Character/Execution: 10 out of 10
Overall: 10.00 out of 10


Plot/idea: Rimer details the aftermath of her son’s death by suicide in this raw, powerful memoir. As she recalls Patrick’s struggles to find meaning and cope with his depression, his story unfolds in somber tones of heartbreak, depression, and love against the backdrop of a mother’s anguish and guilt. 

Prose: The prose is concise and expressive, steeped in Rimer’s heartrending pain at the loss of her son. She recounts the events as they happened, allowing readers to view her grief journey organically; that style lends realism and intensity to the memoir.

Originality: Rimer’s willingness to share her innermost emotions and experiences after her son’s death give the writing authenticity. Her quest to understand why Patrick died, alongside her own crushing regret at not knowing the depth of his pain, will immediately transfix readers. 

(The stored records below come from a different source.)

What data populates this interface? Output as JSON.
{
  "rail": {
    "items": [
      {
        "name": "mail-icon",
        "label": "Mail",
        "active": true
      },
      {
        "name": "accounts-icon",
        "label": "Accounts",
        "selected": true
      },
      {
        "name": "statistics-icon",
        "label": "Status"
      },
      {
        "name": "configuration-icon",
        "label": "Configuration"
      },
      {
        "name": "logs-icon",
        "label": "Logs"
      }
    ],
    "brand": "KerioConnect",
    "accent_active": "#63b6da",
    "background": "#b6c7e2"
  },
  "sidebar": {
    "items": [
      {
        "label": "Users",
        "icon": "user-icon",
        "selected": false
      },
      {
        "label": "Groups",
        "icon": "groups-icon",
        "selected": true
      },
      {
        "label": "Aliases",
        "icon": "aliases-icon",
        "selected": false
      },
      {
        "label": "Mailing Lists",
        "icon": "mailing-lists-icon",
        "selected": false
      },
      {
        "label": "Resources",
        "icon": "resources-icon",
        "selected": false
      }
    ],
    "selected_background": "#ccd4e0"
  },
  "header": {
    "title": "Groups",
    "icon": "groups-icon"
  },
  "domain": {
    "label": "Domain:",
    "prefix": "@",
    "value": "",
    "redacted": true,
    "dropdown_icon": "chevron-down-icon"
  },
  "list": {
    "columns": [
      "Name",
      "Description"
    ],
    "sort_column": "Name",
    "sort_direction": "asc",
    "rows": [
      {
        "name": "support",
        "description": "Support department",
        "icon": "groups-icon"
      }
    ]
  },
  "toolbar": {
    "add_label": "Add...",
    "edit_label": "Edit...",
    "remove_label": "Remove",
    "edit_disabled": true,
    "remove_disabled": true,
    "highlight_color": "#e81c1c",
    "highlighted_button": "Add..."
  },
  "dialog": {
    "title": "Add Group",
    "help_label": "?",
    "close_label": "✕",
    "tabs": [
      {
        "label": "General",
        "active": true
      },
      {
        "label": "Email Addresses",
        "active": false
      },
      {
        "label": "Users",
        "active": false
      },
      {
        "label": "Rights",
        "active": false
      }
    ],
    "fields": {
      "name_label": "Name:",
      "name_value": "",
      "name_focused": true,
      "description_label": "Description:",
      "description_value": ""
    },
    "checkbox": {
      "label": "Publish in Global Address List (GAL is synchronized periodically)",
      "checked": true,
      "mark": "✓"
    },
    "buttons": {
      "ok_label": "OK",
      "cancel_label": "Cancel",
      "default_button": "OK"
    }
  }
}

Character/Execution: As Rimer shares her search for answers in the wake of her son’s death by suicide, she includes photographs and mementos from Patrick’s life that animate the memoir, making the family’s pain—and transformation—palpable throughout.

Date Submitted: January 30, 2024

Rimer’s deeply pained and beautifully written exploration of her son’s death from suicide, is at once a celebration of a life, a reckoning with a death, and an impassioned inquiry in how and why the inconceivable could happen—and what more can be done to prevent it in other cases. Before his death in Berlin in 2006 at the age of 23, Patrick Wood had been a young man of extraordinary promise and charisma. He earned the highest of academic accolades, had developed into a dazzling pianist and programmer, and seemed to thrive, after coming out as gay, among new friends in Berlin, where he served an internship with the engineering company Siemens. Despite an earlier hospitalization as a student at Stanford for depression and suicidal ideation, the news that he had ended his life came as a total shock. “Why?” Rimer asks.

Rimer, an English teacher, writes with grace and precision of complex feelings, as she recounts her and her family experience of the aftermath, including their efforts to understand Patrick’s, such as tours of his Berlin, tearful meetings with friends, and, later, the jolting revelations of reading his medical records. Rimer discovers that Patrick’s depression had been much more debilitating than she had known, and she makes an impassioned call for awareness of how parents and schools are ill-equipped to “detect the severity of the disease and, therefore, the likelihood of a completed suicide.”

“We rationalize depression and suicide when they are not rational,” she writes. “We look for logic instead of anatomical disease. We settle for thirteen excuses why. We need to insist on more.” That spirit of bold truth telling is matched throughout by Rimer’s frank account of holding herself to blame despite understanding that she’s not and her agonized search for answers in literature, family history, and science. It’s also matched, with rare power, by love for Patrick. The book pulses with moving testimonials, in memorial encomiums, song lyrics, conversation, and his twin sister’s tender, sparkling foreword. It’s above all an act of love.

Takeaway: A mother’s moving efforts to understand a son’s death by suicide.

Comparable Titles: Kay Redfield Jamison’s Night Falls Fast, Susan Auerbach’s I’ll Write Your Name on Every Beach.

Production grades
Cover: A-
Design and typography: A
Illustrations: A
Editing: A
Marketing copy: A

Nancy Cobb, In Lieu of Flowers: A Conversation for the Living

Back From Suicide is a must-read for everyone, at this moment of our sad history, when teenage suicide is on the rise. I did not put it down, except to eat and sleep. It is a tour de force—pitch perfect (Wagnerian though it often is). It is a mother’s journey to trace the arc, the soul, and the burn-out of this shooting star. Rimer has brought his greatness to life, over and over again. She is a sleuth, a truth-teller, and a superb writer. Patrick shines on, even in the depths of his family’s and his mother’s grief.